◆ Page and application data records ◆
-=-=-

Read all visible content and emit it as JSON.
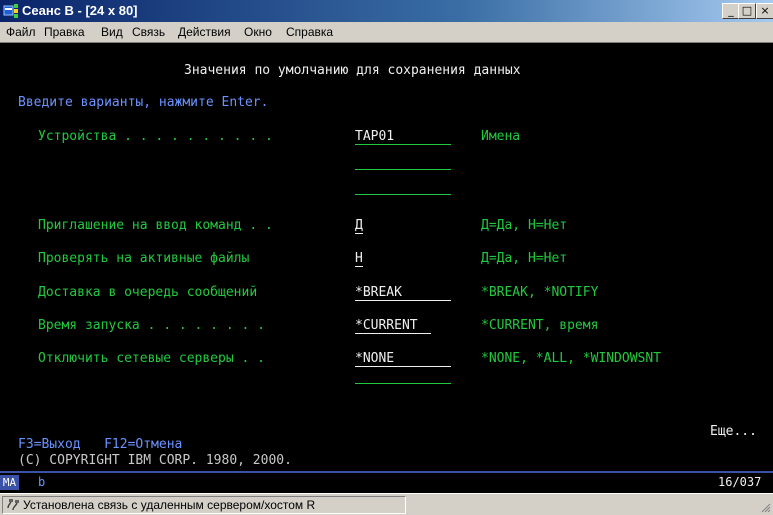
{
  "window": {
    "title": "Сеанс B - [24 x 80]",
    "minimize_label": "_",
    "maximize_label": "□",
    "close_label": "×"
  },
  "menu": [
    "Файл",
    "Правка",
    "Вид",
    "Связь",
    "Действия",
    "Окно",
    "Справка"
  ],
  "screen": {
    "heading": "Значения по умолчанию для сохранения данных",
    "instruction": "Введите варианты, нажмите Enter.",
    "fields": [
      {
        "label": "Устройства . . . . . . . . . .",
        "value": "TAP01",
        "hint": "Имена"
      },
      {
        "label": "Приглашение на ввод команд . .",
        "value": "Д",
        "hint": "Д=Да, Н=Нет"
      },
      {
        "label": "Проверять на активные файлы",
        "value": "Н",
        "hint": "Д=Да, Н=Нет"
      },
      {
        "label": "Доставка в очередь сообщений",
        "value": "*BREAK",
        "hint": "*BREAK, *NOTIFY"
      },
      {
        "label": "Время запуска . . . . . . . .",
        "value": "*CURRENT",
        "hint": "*CURRENT, время"
      },
      {
        "label": "Отключить сетевые серверы . .",
        "value": "*NONE",
        "hint": "*NONE, *ALL, *WINDOWSNT"
      }
    ],
    "more": "Еще...",
    "function_keys": "F3=Выход   F12=Отмена",
    "copyright": "(C) COPYRIGHT IBM CORP. 1980, 2000."
  },
  "oia": {
    "mode": "MA",
    "indicator": "b",
    "cursor_position": "16/037"
  },
  "status": {
    "message": "Установлена связь с удаленным сервером/хостом R"
  },
  "colors": {
    "terminal_bg": "#000000",
    "field_green": "#22c93f",
    "prompt_blue": "#6a93ff",
    "oia_blue": "#3a53a8"
  }
}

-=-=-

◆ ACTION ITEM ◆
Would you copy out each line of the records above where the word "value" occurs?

◆ ANSWER BELOW ◆
        "value": "TAP01",
        "value": "Д",
        "value": "Н",
        "value": "*BREAK",
        "value": "*CURRENT",
        "value": "*NONE",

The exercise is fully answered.